After I took a tuk tuk to a restaurant I saw on my way to the temple. Of course, it was a scam, and he dropped me off at the river. A guy tried to lead me on a boat for a “one-hour boat tour.” I said no, and told the tuk tuk driver this isn’t the restaurant I wanted to eat at. He felt bad and said “OK, for free I take you there.” Not sure what the point of that was, but I got to the restaurant eventually.

After eating and regrouping, I hailed another tuk tuk and wanted to go back to my hotel. After five minutes of trying to explain to him where I was going, we were off. But oh no, I forgot my shopping bag at the restaurant. I asked him if he could go back, but he didn’t understand me, so we pulled over to an alley where all the tuk tuk drivers hangout. He found someone who spoke English, but she still didn’t understand what I was saying. I finally got creative with sign language skills and motioned to him that I was eating, had a bag, and left it there. He understood! He repeated the motion with his hands, laughed, and took me back. And yes, my bag was still there.
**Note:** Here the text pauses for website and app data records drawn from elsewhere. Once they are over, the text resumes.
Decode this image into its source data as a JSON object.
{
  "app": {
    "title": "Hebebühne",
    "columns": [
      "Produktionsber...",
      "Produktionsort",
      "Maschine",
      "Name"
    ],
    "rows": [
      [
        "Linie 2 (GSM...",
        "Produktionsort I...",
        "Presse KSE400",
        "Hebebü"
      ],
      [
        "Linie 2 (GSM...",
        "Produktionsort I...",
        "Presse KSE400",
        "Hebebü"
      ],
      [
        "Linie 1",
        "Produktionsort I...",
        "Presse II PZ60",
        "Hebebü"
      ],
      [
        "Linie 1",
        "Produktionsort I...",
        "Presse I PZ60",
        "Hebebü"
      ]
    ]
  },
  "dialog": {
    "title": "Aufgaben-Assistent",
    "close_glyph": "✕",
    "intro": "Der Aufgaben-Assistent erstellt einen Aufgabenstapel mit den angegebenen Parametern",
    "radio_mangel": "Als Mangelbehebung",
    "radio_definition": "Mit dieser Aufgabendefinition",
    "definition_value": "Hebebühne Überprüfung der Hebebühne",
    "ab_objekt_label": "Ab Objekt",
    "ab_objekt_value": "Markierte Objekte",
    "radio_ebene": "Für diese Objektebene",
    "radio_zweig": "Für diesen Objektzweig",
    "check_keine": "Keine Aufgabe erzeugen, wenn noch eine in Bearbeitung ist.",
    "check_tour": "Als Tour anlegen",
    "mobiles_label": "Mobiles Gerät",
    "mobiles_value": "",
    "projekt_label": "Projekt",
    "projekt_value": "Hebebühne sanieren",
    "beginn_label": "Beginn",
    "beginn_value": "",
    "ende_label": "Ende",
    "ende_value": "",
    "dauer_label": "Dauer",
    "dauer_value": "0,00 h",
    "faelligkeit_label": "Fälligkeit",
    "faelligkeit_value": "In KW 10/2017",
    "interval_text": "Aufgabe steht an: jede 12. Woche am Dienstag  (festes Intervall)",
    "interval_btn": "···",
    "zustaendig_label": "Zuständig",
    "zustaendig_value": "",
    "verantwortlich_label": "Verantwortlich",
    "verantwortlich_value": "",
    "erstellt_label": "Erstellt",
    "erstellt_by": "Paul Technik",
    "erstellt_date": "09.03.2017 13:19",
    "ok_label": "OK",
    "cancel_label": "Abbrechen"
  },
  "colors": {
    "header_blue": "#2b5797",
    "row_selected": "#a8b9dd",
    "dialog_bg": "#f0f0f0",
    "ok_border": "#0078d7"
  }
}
The next day I took the train to Taphan Hin, where Sawan, the director of volunteers for the school I’m tutoring at, would pick me up. The train was pretty rundown with unidentifiable liquid on the ground, but it got me there safely. Once I met Sawan we went to get Pad Thai. He’s in his fifties, has three daughters, and speaks a little English. We talked about the school, and he asked a lot of questions about the U.S. Overall, it was good conversation.

Once I arrived at the school I had a little bit of a panic attack. To give you an idea of where I’m living right now, my room is in the back of a kindergarten classroom. The bathroom is occupied by one frog, two large termites (not sure what they are), and two squatting toilets. My bed is a wooden plank with a sheet on it. I guess it’s good that I don’t spend much of time in there anyway. The village is really small, but there are some places to hang out. There’s one lovely coffee shop, one restaurant, a temple and a school. And the kids are always playing and asking you to play with them. “Teacha, teacha” they say. It’s pretty cute.

My first day at school, I didn’t get a class, but I shadowed a science one. The volunteers here are given three classes to actually teach because they want the kids to learn as much English as they can. I’ve never taught a class before, obviously, but the other volunteers said they improvised and it was fine. It’s kind of like being a camp counselor. You sing songs with them and practice basic English words like colors, numbers and simple phrases. I’ve been told I’m going to be a substitute P.E. teacher next week, so that should be interesting. A lot of people just stay here for a week or two. Two volunteers are leaving tomorrow, and they’re pretty sad about it.  I’m not sure how long I’m going to stay because I’d like to go to Chiang Mai before heading to the islands. Maybe two weeks, or maybe one.

On Friday night, Sunee — the head of the volunteer program — had a reunion with friends and she invited the volunteers to join. We ate authentic Thai food and met her fellow Thai friends. It was a lot of fun! There was even an American who has been volunteering  in the Peace Corps.

Well, I think that’s about it. 🙂